Healthy retail food environments

Overweight and obesity are on the rise in Indonesia, accompanied by an increase in diet-related conditions such as diabetes, hypertension, and heart disease. Key contributors to this trend include shifts in the country's food landscape, notably the expansion of modern food retailers like convenience stores. While these outlets offer a wider array of food choices, they can also promote the consumption of unhealthy ultra-processed foods rich in fats, sugar, and salt. Recognizing the pivotal role of the retail environment in influencing purchasing decisions, food retailers in Indonesia have a unique opportunity to foster environments that motivate individuals to choose and consume healthier foods and beverages, all without compromising profitability. In fact, such initiatives can lead to increased sales and profits while enhancing consumer perceptions of the retailer's brand. This socially responsible approach can have a positive impact on the dietary habits and overall well-being of Indonesian children. Since 2020, UNICEF and Deakin University have collaborated on the Healthy Food Retail project, focusing on Indonesia, Chengdu City (China), the Philippines, and Thailand. The project aims to build evidence, facilitate stakeholder engagement, and support retailers in promoting healthier food environments for children. This brief summarizes the Healthy Food Retail project and urges Indonesian F&B retailers to participate in fostering healthier food environments for children in the country.
14 November 2023

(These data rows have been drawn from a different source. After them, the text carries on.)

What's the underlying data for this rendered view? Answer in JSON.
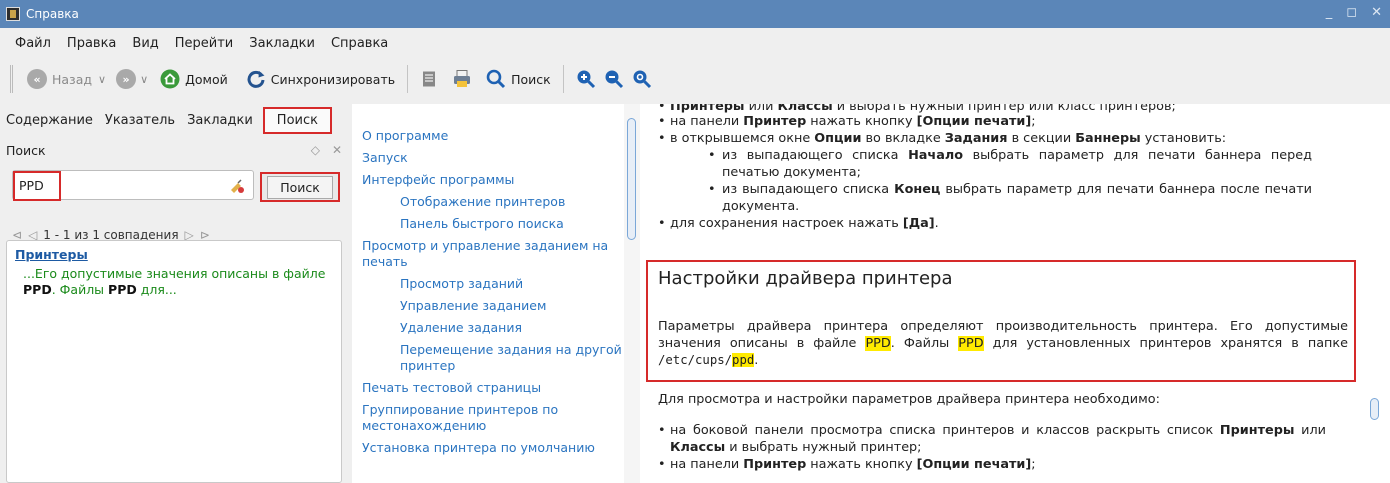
{
  "window": {
    "title": "Справка"
  },
  "menubar": [
    "Файл",
    "Правка",
    "Вид",
    "Перейти",
    "Закладки",
    "Справка"
  ],
  "toolbar": {
    "back": "Назад",
    "home": "Домой",
    "sync": "Синхронизировать",
    "find": "Поиск"
  },
  "left_tabs": [
    "Содержание",
    "Указатель",
    "Закладки",
    "Поиск"
  ],
  "search": {
    "header": "Поиск",
    "query": "PPD",
    "button": "Поиск",
    "matches": "1 - 1 из 1 совпадения",
    "result_title": "Принтеры",
    "result_snippet_pre": "...Его допустимые значения описаны в файле ",
    "result_snippet_b1": "PPD",
    "result_snippet_mid": ". Файлы ",
    "result_snippet_b2": "PPD",
    "result_snippet_post": " для..."
  },
  "toc": [
    {
      "label": "О программе",
      "level": 0
    },
    {
      "label": "Запуск",
      "level": 0
    },
    {
      "label": "Интерфейс программы",
      "level": 0
    },
    {
      "label": "Отображение принтеров",
      "level": 1
    },
    {
      "label": "Панель быстрого поиска",
      "level": 1
    },
    {
      "label": "Просмотр и управление заданием на печать",
      "level": 0
    },
    {
      "label": "Просмотр заданий",
      "level": 1
    },
    {
      "label": "Управление заданием",
      "level": 1
    },
    {
      "label": "Удаление задания",
      "level": 1
    },
    {
      "label": "Перемещение задания на другой принтер",
      "level": 1
    },
    {
      "label": "Печать тестовой страницы",
      "level": 0
    },
    {
      "label": "Группирование принтеров по местонахождению",
      "level": 0
    },
    {
      "label": "Установка принтера по умолчанию",
      "level": 0
    }
  ],
  "content": {
    "top_cut_b1": "Принтеры",
    "top_cut_t1": " или ",
    "top_cut_b2": "Классы",
    "top_cut_t2": " и выбрать нужный принтер или класс принтеров;",
    "li_a_t1": "на панели ",
    "li_a_b1": "Принтер",
    "li_a_t2": " нажать кнопку ",
    "li_a_b2": "[Опции печати]",
    "li_a_t3": ";",
    "li_b_t1": "в открывшемся окне ",
    "li_b_b1": "Опции",
    "li_b_t2": " во вкладке ",
    "li_b_b2": "Задания",
    "li_b_t3": " в секции ",
    "li_b_b3": "Баннеры",
    "li_b_t4": " установить:",
    "sub1_t1": "из выпадающего списка ",
    "sub1_b1": "Начало",
    "sub1_t2": " выбрать параметр для печати баннера перед печатью документа;",
    "sub2_t1": "из выпадающего списка ",
    "sub2_b1": "Конец",
    "sub2_t2": " выбрать параметр для печати баннера после печати документа.",
    "li_c_t1": "для сохранения настроек нажать ",
    "li_c_b1": "[Да]",
    "li_c_t2": ".",
    "heading": "Настройки драйвера принтера",
    "para1_t1": "Параметры драйвера принтера определяют производительность принтера. Его допустимые значения описаны в файле ",
    "para1_h1": "PPD",
    "para1_t2": ". Файлы ",
    "para1_h2": "PPD",
    "para1_t3": " для установленных принтеров хранятся в папке ",
    "para1_code1": "/etc/cups/",
    "para1_code2": "ppd",
    "para1_t4": ".",
    "para2": "Для просмотра и настройки параметров драйвера принтера необходимо:",
    "li_d_t1": "на боковой панели просмотра списка принтеров и классов раскрыть список ",
    "li_d_b1": "Принтеры",
    "li_d_t2": " или ",
    "li_d_b2": "Классы",
    "li_d_t3": " и выбрать нужный принтер;",
    "li_e_t1": "на панели ",
    "li_e_b1": "Принтер",
    "li_e_t2": " нажать кнопку ",
    "li_e_b2": "[Опции печати]",
    "li_e_t3": ";"
  },
  "colors": {
    "titlebar": "#5b86b8",
    "link": "#2a74c0",
    "highlight": "#ffea00",
    "annotation_red": "#d62a2a"
  }
}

Maternal nutrition in Indonesia

Maternal nutrition starts from preconception, carries through the ante and postpartum periods and continues throughout the reproductive period and the transformative years from the foetal stage to adolescence. Indonesia has a high prevalence of maternal malnutrition coupled with high rates of maternal and neonatal mortality. According to Riskesdas 2018, 1 in 2 pregnant women are anaemic, 1 in 6 are thin, 1 in 3 are short stature. Many maternal health programs have been implemented in Indonesia, including routine iron and folic acid (IFA) and postpartum vitamin A supplementation, supplementary feeding for undernourished pregnant women and nutrition education and counselling. It is important to periodically review these programs to ensure alignment with the most up to date evidence and global recommendations, to address barriers and bottlenecks and to adjust programming for maximum impact. Against the backdrop, this landscape analysis seeks to better understand the current state of maternal nutrition programs in Indonesia. It aims to provide a systematic identification of barriers – from the policy level to program implementation – of maternal nutrition interventions in Indonesia, and their alignment with the 2016 WHO recommendations on antenatal care for a positive pregnancy experience (as well as the relevant WHO nutrition recommendations for menstruating women and postpartum women). Additionally, the analysis also aims to understand the direct and indirect impact of the COVID-19 pandemic and the preparedness of the health systems in dealing with uncertainties due to the impact of the pandemic. Findings are summarized according to the intended beneficiary during three distinct stages: before pregnancy (adolescent girls and women of reproductive age); during pregnancy (pregnant women); and after pregnancy (postpartum women) and recommendations were provided as a set of priority (short-term), medium-term and long-term actions.